*** Given entries ***

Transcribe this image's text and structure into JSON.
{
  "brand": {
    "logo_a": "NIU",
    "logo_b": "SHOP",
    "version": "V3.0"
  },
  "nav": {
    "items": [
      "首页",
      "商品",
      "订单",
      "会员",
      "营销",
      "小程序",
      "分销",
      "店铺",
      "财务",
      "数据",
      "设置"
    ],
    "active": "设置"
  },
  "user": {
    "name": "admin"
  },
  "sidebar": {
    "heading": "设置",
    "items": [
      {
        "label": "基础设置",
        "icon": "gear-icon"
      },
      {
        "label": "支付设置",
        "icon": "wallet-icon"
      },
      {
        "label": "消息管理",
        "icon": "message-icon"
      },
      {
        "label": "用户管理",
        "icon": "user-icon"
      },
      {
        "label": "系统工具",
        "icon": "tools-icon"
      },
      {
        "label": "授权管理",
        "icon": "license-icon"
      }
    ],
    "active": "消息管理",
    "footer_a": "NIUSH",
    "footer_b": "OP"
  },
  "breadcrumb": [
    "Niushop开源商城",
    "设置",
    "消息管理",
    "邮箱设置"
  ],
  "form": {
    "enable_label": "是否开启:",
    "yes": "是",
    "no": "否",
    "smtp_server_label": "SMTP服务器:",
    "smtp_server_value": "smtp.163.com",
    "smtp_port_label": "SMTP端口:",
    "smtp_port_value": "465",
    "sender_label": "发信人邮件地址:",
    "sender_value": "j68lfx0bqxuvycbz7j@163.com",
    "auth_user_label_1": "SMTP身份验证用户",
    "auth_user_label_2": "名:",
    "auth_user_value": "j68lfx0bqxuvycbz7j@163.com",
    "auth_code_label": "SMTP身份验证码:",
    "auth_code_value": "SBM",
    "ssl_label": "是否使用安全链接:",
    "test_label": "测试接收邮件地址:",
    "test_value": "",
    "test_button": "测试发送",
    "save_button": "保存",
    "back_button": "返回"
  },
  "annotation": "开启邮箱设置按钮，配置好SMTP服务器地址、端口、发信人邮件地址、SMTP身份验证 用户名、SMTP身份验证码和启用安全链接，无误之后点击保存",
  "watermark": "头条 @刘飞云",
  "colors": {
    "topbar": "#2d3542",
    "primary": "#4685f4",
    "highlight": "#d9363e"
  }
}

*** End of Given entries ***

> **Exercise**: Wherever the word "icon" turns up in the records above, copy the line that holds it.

> **Reply**:
        "icon": "gear-icon"
        "icon": "wallet-icon"
        "icon": "message-icon"
        "icon": "user-icon"
        "icon": "tools-icon"
        "icon": "license-icon"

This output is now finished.